*Input:*

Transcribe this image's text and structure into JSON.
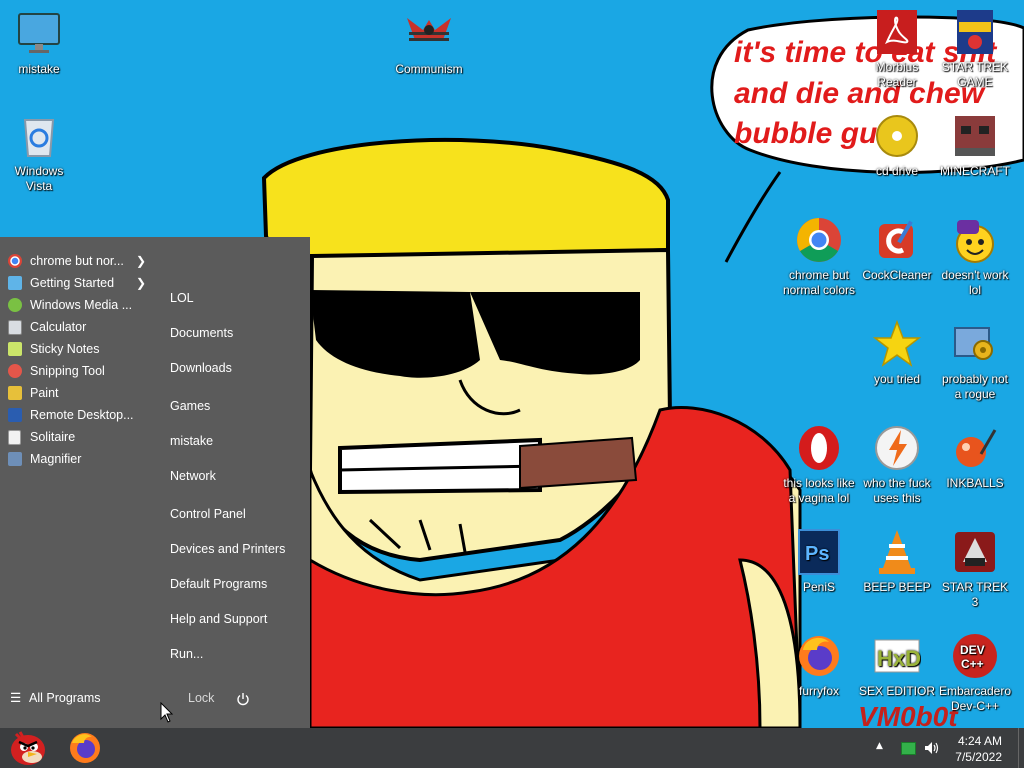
{
  "speech": {
    "line1": "it's time to eat shit",
    "line2": "and die and chew",
    "line3": "bubble gum"
  },
  "watermark": "VM0b0t",
  "desktop_icons": [
    {
      "label": "mistake"
    },
    {
      "label": "Windows Vista"
    },
    {
      "label": "Communism"
    },
    {
      "label": "Morbius Reader"
    },
    {
      "label": "STAR TREK GAME"
    },
    {
      "label": "cd drive"
    },
    {
      "label": "MINECRAFT"
    },
    {
      "label": "chrome but normal colors"
    },
    {
      "label": "CockCleaner"
    },
    {
      "label": "doesn't work lol"
    },
    {
      "label": "you tried"
    },
    {
      "label": "probably not a rogue"
    },
    {
      "label": "this looks like a vagina lol"
    },
    {
      "label": "who the fuck uses this"
    },
    {
      "label": "INKBALLS"
    },
    {
      "label": "PeniS"
    },
    {
      "label": "BEEP BEEP"
    },
    {
      "label": "STAR TREK 3"
    },
    {
      "label": "furryfox"
    },
    {
      "label": "SEX EDITIOR"
    },
    {
      "label": "Embarcadero Dev-C++"
    }
  ],
  "start_menu": {
    "programs": [
      {
        "label": "chrome but nor...",
        "icon": "chrome-icon",
        "has_submenu": true
      },
      {
        "label": "Getting Started",
        "icon": "getting-started-icon",
        "has_submenu": true
      },
      {
        "label": "Windows Media ...",
        "icon": "media-player-icon",
        "has_submenu": false
      },
      {
        "label": "Calculator",
        "icon": "calculator-icon",
        "has_submenu": false
      },
      {
        "label": "Sticky Notes",
        "icon": "sticky-notes-icon",
        "has_submenu": false
      },
      {
        "label": "Snipping Tool",
        "icon": "snipping-tool-icon",
        "has_submenu": false
      },
      {
        "label": "Paint",
        "icon": "paint-icon",
        "has_submenu": false
      },
      {
        "label": "Remote Desktop...",
        "icon": "remote-desktop-icon",
        "has_submenu": false
      },
      {
        "label": "Solitaire",
        "icon": "solitaire-icon",
        "has_submenu": false
      },
      {
        "label": "Magnifier",
        "icon": "magnifier-icon",
        "has_submenu": false
      }
    ],
    "places": [
      "LOL",
      "Documents",
      "Downloads",
      "Games",
      "mistake",
      "Network",
      "Control Panel",
      "Devices and Printers",
      "Default Programs",
      "Help and Support",
      "Run..."
    ],
    "all_programs": "All Programs",
    "lock": "Lock"
  },
  "tray": {
    "time": "4:24 AM",
    "date": "7/5/2022"
  }
}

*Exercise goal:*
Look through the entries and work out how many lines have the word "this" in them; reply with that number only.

*Result:*
3